§ **Problem details**:
Retype the records below exactly as they stand, omitting the pictures.

§ **Recorded data**:
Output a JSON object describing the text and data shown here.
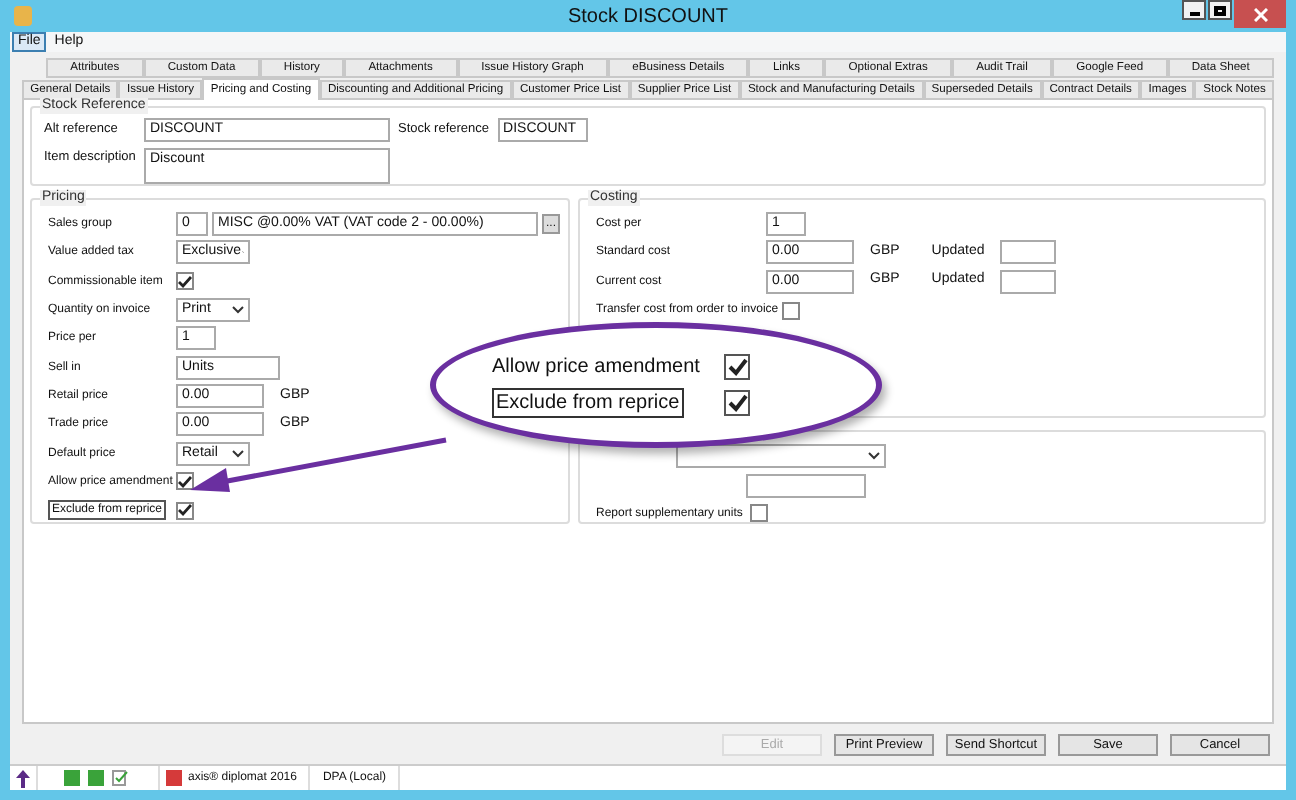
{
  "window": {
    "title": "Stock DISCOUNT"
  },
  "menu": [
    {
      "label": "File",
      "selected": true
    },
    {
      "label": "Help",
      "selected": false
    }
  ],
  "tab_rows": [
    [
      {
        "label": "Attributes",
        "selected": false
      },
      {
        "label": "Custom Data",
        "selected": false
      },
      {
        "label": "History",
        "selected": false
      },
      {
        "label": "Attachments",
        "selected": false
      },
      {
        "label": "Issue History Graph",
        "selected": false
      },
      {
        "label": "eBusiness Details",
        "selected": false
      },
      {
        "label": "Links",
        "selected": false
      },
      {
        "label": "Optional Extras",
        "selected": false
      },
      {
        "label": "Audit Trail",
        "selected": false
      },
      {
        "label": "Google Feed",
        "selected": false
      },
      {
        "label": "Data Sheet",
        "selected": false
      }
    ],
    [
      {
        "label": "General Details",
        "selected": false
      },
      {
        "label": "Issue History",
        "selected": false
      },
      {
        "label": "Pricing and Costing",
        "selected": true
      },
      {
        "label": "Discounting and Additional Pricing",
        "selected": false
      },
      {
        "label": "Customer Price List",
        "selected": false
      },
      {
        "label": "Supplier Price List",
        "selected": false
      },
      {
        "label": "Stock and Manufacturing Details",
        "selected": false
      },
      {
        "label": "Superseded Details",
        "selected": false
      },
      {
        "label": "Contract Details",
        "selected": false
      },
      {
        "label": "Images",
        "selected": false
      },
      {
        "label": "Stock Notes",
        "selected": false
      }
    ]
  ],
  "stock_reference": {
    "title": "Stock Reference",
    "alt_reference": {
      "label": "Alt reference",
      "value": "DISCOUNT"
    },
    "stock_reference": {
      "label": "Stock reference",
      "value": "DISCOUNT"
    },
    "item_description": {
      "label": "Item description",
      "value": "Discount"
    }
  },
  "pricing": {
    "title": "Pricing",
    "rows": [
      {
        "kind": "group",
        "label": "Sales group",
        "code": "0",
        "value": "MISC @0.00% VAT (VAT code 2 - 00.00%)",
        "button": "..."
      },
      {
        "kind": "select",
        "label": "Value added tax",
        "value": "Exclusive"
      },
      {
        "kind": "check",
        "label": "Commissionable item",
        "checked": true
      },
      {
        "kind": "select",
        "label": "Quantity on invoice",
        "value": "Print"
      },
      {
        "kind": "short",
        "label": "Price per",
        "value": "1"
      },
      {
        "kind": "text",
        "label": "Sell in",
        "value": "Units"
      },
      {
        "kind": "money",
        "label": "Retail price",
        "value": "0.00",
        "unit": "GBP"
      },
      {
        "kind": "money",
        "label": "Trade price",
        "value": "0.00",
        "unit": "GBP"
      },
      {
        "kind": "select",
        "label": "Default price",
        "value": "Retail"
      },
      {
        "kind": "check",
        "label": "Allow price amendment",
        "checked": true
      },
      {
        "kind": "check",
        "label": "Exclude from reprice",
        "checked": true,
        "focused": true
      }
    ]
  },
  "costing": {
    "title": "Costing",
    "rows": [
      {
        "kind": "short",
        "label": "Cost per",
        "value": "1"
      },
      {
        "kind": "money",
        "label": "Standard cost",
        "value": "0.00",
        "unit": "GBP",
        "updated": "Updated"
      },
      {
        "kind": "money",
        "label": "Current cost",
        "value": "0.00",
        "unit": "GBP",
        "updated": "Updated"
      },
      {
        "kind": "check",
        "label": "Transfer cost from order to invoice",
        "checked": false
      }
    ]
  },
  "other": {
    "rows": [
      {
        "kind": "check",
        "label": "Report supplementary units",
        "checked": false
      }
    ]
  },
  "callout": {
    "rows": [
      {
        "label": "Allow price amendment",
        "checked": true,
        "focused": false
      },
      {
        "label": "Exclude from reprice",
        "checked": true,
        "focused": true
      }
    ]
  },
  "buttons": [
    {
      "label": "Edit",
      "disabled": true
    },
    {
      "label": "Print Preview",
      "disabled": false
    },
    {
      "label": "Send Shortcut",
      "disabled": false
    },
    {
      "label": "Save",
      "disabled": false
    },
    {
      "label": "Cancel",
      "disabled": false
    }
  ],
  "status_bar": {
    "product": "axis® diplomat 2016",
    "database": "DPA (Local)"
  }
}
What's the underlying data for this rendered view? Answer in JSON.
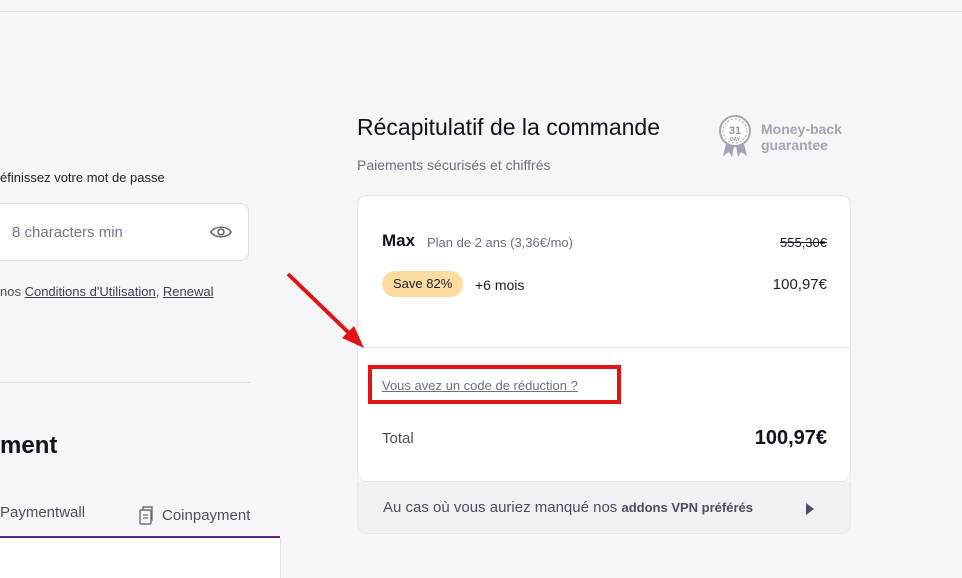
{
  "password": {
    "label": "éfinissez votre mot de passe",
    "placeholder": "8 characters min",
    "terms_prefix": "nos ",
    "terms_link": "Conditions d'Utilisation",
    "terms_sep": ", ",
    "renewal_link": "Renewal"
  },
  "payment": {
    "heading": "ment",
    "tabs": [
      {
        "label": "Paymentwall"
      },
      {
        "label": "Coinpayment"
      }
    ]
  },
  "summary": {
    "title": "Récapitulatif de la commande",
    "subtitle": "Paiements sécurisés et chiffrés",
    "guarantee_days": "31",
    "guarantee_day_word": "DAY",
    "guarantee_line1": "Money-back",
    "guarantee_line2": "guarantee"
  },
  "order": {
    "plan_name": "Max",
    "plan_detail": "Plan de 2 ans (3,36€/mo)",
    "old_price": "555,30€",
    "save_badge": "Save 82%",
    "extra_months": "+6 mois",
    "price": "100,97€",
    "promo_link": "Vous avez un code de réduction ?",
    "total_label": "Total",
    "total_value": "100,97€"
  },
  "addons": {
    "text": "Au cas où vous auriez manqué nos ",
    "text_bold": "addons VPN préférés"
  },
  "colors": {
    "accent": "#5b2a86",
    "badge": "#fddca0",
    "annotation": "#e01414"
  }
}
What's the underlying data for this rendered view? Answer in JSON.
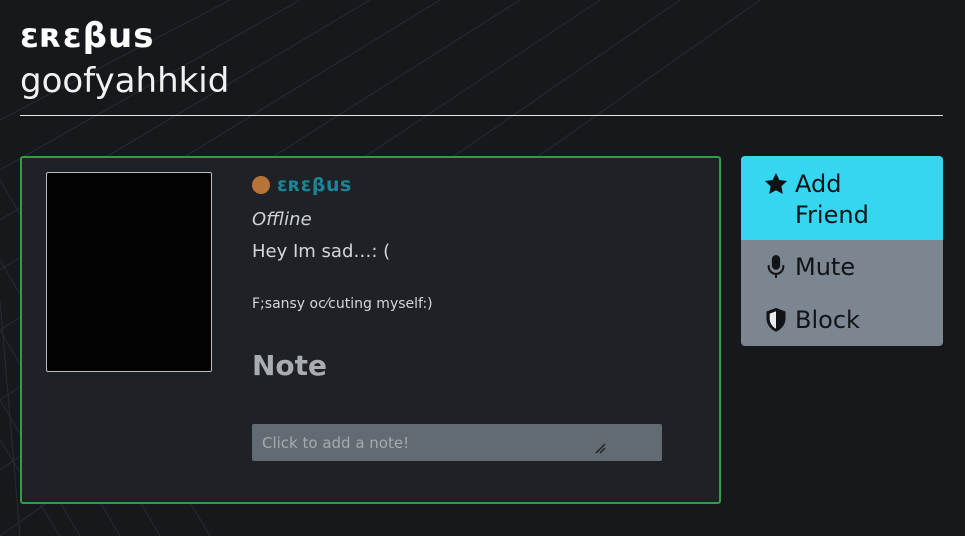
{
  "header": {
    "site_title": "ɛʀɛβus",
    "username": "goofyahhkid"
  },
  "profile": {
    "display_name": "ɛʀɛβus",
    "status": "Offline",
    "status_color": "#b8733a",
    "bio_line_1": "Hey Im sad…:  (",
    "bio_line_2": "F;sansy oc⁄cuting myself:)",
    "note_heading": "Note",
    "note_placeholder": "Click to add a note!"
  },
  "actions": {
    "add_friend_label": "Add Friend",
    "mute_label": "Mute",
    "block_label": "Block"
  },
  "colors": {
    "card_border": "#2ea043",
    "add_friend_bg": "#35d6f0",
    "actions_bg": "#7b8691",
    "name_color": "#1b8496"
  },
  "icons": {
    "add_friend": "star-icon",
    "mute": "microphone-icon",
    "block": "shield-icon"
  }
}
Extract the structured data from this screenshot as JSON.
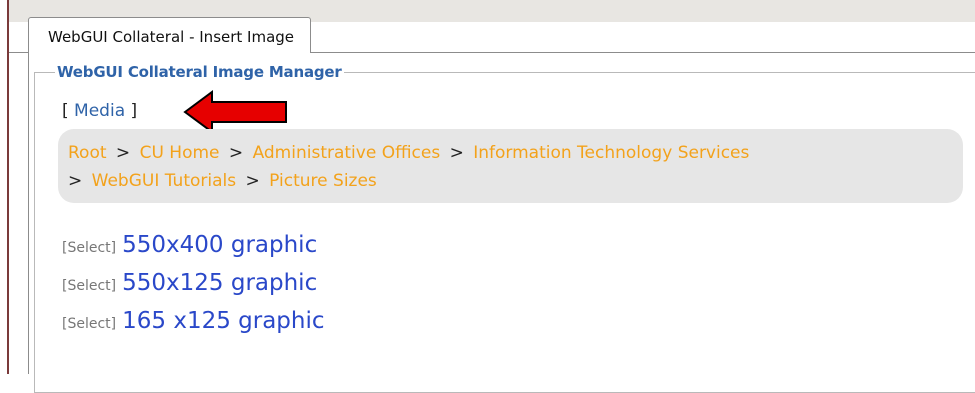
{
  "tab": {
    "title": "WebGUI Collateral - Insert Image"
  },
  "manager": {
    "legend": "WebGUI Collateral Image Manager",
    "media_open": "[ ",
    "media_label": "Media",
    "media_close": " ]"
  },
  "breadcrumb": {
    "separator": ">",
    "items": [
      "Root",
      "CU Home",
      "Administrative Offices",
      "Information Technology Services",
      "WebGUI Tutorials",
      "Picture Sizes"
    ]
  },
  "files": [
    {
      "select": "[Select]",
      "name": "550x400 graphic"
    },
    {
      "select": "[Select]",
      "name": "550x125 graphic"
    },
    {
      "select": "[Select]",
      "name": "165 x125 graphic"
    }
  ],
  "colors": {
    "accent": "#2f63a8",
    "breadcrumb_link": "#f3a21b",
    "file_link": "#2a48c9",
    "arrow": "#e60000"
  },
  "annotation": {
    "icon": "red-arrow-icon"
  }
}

§ **Response for this exercise**:
Output a JSON object describing the text and data shown here.
{
  "window": {
    "title": "Stock DISCOUNT"
  },
  "menu": [
    {
      "label": "File",
      "selected": true
    },
    {
      "label": "Help",
      "selected": false
    }
  ],
  "tab_rows": [
    [
      {
        "label": "Attributes",
        "selected": false
      },
      {
        "label": "Custom Data",
        "selected": false
      },
      {
        "label": "History",
        "selected": false
      },
      {
        "label": "Attachments",
        "selected": false
      },
      {
        "label": "Issue History Graph",
        "selected": false
      },
      {
        "label": "eBusiness Details",
        "selected": false
      },
      {
        "label": "Links",
        "selected": false
      },
      {
        "label": "Optional Extras",
        "selected": false
      },
      {
        "label": "Audit Trail",
        "selected": false
      },
      {
        "label": "Google Feed",
        "selected": false
      },
      {
        "label": "Data Sheet",
        "selected": false
      }
    ],
    [
      {
        "label": "General Details",
        "selected": false
      },
      {
        "label": "Issue History",
        "selected": false
      },
      {
        "label": "Pricing and Costing",
        "selected": true
      },
      {
        "label": "Discounting and Additional Pricing",
        "selected": false
      },
      {
        "label": "Customer Price List",
        "selected": false
      },
      {
        "label": "Supplier Price List",
        "selected": false
      },
      {
        "label": "Stock and Manufacturing Details",
        "selected": false
      },
      {
        "label": "Superseded Details",
        "selected": false
      },
      {
        "label": "Contract Details",
        "selected": false
      },
      {
        "label": "Images",
        "selected": false
      },
      {
        "label": "Stock Notes",
        "selected": false
      }
    ]
  ],
  "stock_reference": {
    "title": "Stock Reference",
    "alt_reference": {
      "label": "Alt reference",
      "value": "DISCOUNT"
    },
    "stock_reference": {
      "label": "Stock reference",
      "value": "DISCOUNT"
    },
    "item_description": {
      "label": "Item description",
      "value": "Discount"
    }
  },
  "pricing": {
    "title": "Pricing",
    "rows": [
      {
        "kind": "group",
        "label": "Sales group",
        "code": "0",
        "value": "MISC @0.00% VAT (VAT code 2 - 00.00%)",
        "button": "..."
      },
      {
        "kind": "select",
        "label": "Value added tax",
        "value": "Exclusive"
      },
      {
        "kind": "check",
        "label": "Commissionable item",
        "checked": true
      },
      {
        "kind": "select",
        "label": "Quantity on invoice",
        "value": "Print"
      },
      {
        "kind": "short",
        "label": "Price per",
        "value": "1"
      },
      {
        "kind": "text",
        "label": "Sell in",
        "value": "Units"
      },
      {
        "kind": "money",
        "label": "Retail price",
        "value": "0.00",
        "unit": "GBP"
      },
      {
        "kind": "money",
        "label": "Trade price",
        "value": "0.00",
        "unit": "GBP"
      },
      {
        "kind": "select",
        "label": "Default price",
        "value": "Retail"
      },
      {
        "kind": "check",
        "label": "Allow price amendment",
        "checked": true
      },
      {
        "kind": "check",
        "label": "Exclude from reprice",
        "checked": true,
        "focused": true
      }
    ]
  },
  "costing": {
    "title": "Costing",
    "rows": [
      {
        "kind": "short",
        "label": "Cost per",
        "value": "1"
      },
      {
        "kind": "money",
        "label": "Standard cost",
        "value": "0.00",
        "unit": "GBP",
        "updated": "Updated"
      },
      {
        "kind": "money",
        "label": "Current cost",
        "value": "0.00",
        "unit": "GBP",
        "updated": "Updated"
      },
      {
        "kind": "check",
        "label": "Transfer cost from order to invoice",
        "checked": false
      }
    ]
  },
  "other": {
    "rows": [
      {
        "kind": "check",
        "label": "Report supplementary units",
        "checked": false
      }
    ]
  },
  "callout": {
    "rows": [
      {
        "label": "Allow price amendment",
        "checked": true,
        "focused": false
      },
      {
        "label": "Exclude from reprice",
        "checked": true,
        "focused": true
      }
    ]
  },
  "buttons": [
    {
      "label": "Edit",
      "disabled": true
    },
    {
      "label": "Print Preview",
      "disabled": false
    },
    {
      "label": "Send Shortcut",
      "disabled": false
    },
    {
      "label": "Save",
      "disabled": false
    },
    {
      "label": "Cancel",
      "disabled": false
    }
  ],
  "status_bar": {
    "product": "axis® diplomat 2016",
    "database": "DPA (Local)"
  }
}
What's the underlying data for this rendered view? Answer in JSON.
{
  "password": {
    "label": "éfinissez votre mot de passe",
    "placeholder": "8 characters min",
    "terms_prefix": "nos ",
    "terms_link": "Conditions d'Utilisation",
    "terms_sep": ", ",
    "renewal_link": "Renewal"
  },
  "payment": {
    "heading": "ment",
    "tabs": [
      {
        "label": "Paymentwall"
      },
      {
        "label": "Coinpayment"
      }
    ]
  },
  "summary": {
    "title": "Récapitulatif de la commande",
    "subtitle": "Paiements sécurisés et chiffrés",
    "guarantee_days": "31",
    "guarantee_day_word": "DAY",
    "guarantee_line1": "Money-back",
    "guarantee_line2": "guarantee"
  },
  "order": {
    "plan_name": "Max",
    "plan_detail": "Plan de 2 ans (3,36€/mo)",
    "old_price": "555,30€",
    "save_badge": "Save 82%",
    "extra_months": "+6 mois",
    "price": "100,97€",
    "promo_link": "Vous avez un code de réduction ?",
    "total_label": "Total",
    "total_value": "100,97€"
  },
  "addons": {
    "text": "Au cas où vous auriez manqué nos ",
    "text_bold": "addons VPN préférés"
  },
  "colors": {
    "accent": "#5b2a86",
    "badge": "#fddca0",
    "annotation": "#e01414"
  }
}
What's the underlying data for this rendered view? Answer in JSON.
{
  "header": {
    "site_title": "ɛʀɛβus",
    "username": "goofyahhkid"
  },
  "profile": {
    "display_name": "ɛʀɛβus",
    "status": "Offline",
    "status_color": "#b8733a",
    "bio_line_1": "Hey Im sad…:  (",
    "bio_line_2": "F;sansy oc⁄cuting myself:)",
    "note_heading": "Note",
    "note_placeholder": "Click to add a note!"
  },
  "actions": {
    "add_friend_label": "Add Friend",
    "mute_label": "Mute",
    "block_label": "Block"
  },
  "colors": {
    "card_border": "#2ea043",
    "add_friend_bg": "#35d6f0",
    "actions_bg": "#7b8691",
    "name_color": "#1b8496"
  },
  "icons": {
    "add_friend": "star-icon",
    "mute": "microphone-icon",
    "block": "shield-icon"
  }
}
Extract the structured data from this screenshot as JSON.
{
  "tab": {
    "title": "WebGUI Collateral - Insert Image"
  },
  "manager": {
    "legend": "WebGUI Collateral Image Manager",
    "media_open": "[ ",
    "media_label": "Media",
    "media_close": " ]"
  },
  "breadcrumb": {
    "separator": ">",
    "items": [
      "Root",
      "CU Home",
      "Administrative Offices",
      "Information Technology Services",
      "WebGUI Tutorials",
      "Picture Sizes"
    ]
  },
  "files": [
    {
      "select": "[Select]",
      "name": "550x400 graphic"
    },
    {
      "select": "[Select]",
      "name": "550x125 graphic"
    },
    {
      "select": "[Select]",
      "name": "165 x125 graphic"
    }
  ],
  "colors": {
    "accent": "#2f63a8",
    "breadcrumb_link": "#f3a21b",
    "file_link": "#2a48c9",
    "arrow": "#e60000"
  },
  "annotation": {
    "icon": "red-arrow-icon"
  }
}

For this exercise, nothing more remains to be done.